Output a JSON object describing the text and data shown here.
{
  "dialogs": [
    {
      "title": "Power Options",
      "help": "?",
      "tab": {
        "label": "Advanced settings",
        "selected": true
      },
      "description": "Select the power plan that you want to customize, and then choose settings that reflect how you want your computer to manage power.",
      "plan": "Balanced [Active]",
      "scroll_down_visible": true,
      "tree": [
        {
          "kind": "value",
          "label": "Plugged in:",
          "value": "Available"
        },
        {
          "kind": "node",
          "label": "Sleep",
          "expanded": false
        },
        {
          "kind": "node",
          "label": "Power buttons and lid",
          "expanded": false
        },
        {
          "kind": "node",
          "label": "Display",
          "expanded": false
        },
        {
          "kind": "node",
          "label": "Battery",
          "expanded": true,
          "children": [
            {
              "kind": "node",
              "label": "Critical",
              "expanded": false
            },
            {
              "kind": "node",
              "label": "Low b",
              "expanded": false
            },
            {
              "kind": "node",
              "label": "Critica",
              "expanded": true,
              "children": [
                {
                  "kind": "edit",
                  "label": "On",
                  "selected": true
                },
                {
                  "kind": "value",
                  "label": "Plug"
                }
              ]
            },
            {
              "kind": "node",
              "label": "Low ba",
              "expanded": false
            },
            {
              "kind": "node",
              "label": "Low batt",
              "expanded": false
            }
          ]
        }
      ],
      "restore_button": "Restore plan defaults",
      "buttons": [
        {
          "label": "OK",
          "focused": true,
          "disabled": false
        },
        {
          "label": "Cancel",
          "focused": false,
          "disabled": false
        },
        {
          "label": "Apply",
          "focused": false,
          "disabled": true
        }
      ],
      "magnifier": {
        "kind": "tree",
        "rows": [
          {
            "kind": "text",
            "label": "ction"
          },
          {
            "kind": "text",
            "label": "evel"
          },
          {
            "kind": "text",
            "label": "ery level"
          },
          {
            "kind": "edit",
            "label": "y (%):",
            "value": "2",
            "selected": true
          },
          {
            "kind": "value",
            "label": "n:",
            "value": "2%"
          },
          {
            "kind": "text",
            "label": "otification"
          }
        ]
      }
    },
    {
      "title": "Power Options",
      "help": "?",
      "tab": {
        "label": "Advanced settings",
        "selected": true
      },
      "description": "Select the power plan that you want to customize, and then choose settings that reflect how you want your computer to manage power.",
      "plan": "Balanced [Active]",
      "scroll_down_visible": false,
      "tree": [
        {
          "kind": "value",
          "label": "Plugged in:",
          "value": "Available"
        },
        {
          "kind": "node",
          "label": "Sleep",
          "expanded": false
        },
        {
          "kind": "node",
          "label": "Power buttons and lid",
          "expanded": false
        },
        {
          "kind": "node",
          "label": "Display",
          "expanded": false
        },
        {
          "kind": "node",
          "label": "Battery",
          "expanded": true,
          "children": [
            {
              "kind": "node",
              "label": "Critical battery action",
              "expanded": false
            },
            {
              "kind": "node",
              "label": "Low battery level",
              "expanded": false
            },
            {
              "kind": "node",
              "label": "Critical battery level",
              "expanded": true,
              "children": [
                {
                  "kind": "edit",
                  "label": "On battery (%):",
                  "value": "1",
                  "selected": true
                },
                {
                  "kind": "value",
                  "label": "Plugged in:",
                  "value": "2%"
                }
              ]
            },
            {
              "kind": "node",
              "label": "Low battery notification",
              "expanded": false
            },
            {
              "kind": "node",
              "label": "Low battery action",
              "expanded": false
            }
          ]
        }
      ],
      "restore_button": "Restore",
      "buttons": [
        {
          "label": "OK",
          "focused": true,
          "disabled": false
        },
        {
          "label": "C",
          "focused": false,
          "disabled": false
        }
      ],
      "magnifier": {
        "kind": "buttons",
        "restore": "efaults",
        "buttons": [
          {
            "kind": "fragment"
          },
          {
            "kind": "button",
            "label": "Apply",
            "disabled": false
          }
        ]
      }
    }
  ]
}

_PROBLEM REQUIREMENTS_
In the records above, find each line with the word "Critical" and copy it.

_RESULT_
              "label": "Critical",
              "label": "Critical battery action",
              "label": "Critical battery level",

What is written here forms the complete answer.